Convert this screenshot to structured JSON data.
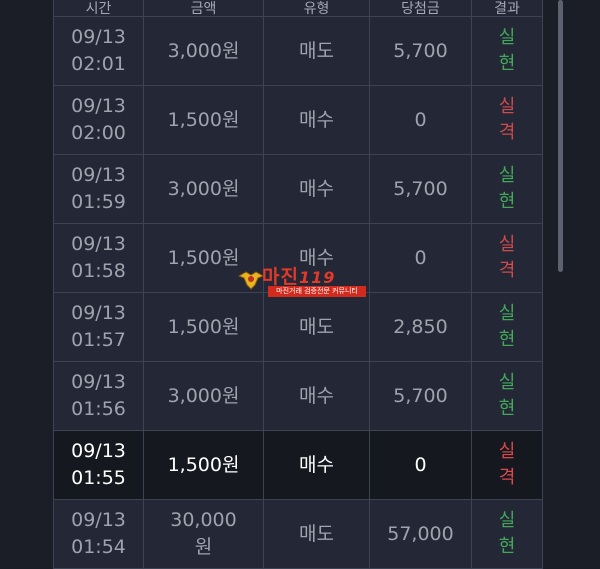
{
  "header": {
    "col1": "시간",
    "col2": "금액",
    "col3": "유형",
    "col4": "당첨금",
    "col5": "결과"
  },
  "rows": [
    {
      "date": "09/13",
      "time": "02:01",
      "amount": "3,000원",
      "type": "매도",
      "payout": "5,700",
      "result1": "실",
      "result2": "현",
      "status": "win"
    },
    {
      "date": "09/13",
      "time": "02:00",
      "amount": "1,500원",
      "type": "매수",
      "payout": "0",
      "result1": "실",
      "result2": "격",
      "status": "loss"
    },
    {
      "date": "09/13",
      "time": "01:59",
      "amount": "3,000원",
      "type": "매수",
      "payout": "5,700",
      "result1": "실",
      "result2": "현",
      "status": "win"
    },
    {
      "date": "09/13",
      "time": "01:58",
      "amount": "1,500원",
      "type": "매수",
      "payout": "0",
      "result1": "실",
      "result2": "격",
      "status": "loss"
    },
    {
      "date": "09/13",
      "time": "01:57",
      "amount": "1,500원",
      "type": "매도",
      "payout": "2,850",
      "result1": "실",
      "result2": "현",
      "status": "win"
    },
    {
      "date": "09/13",
      "time": "01:56",
      "amount": "3,000원",
      "type": "매수",
      "payout": "5,700",
      "result1": "실",
      "result2": "현",
      "status": "win"
    },
    {
      "date": "09/13",
      "time": "01:55",
      "amount": "1,500원",
      "type": "매수",
      "payout": "0",
      "result1": "실",
      "result2": "격",
      "status": "loss"
    },
    {
      "date": "09/13",
      "time": "01:54",
      "amount_line1": "30,000",
      "amount_line2": "원",
      "type": "매도",
      "payout": "57,000",
      "result1": "실",
      "result2": "현",
      "status": "win"
    }
  ],
  "watermark": {
    "brand": "마진",
    "suffix": "119",
    "tagline": "마진거래 검증전문 커뮤니티"
  },
  "colors": {
    "win": "#43a85a",
    "loss": "#cf4b4b",
    "background": "#1b1e27",
    "row": "#232736",
    "highlight_row": "#161820"
  },
  "icons": {
    "watermark_logo": "eagle-emblem-icon"
  }
}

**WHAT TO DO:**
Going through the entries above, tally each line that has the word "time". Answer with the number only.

**EXPECTED ANSWER:**
8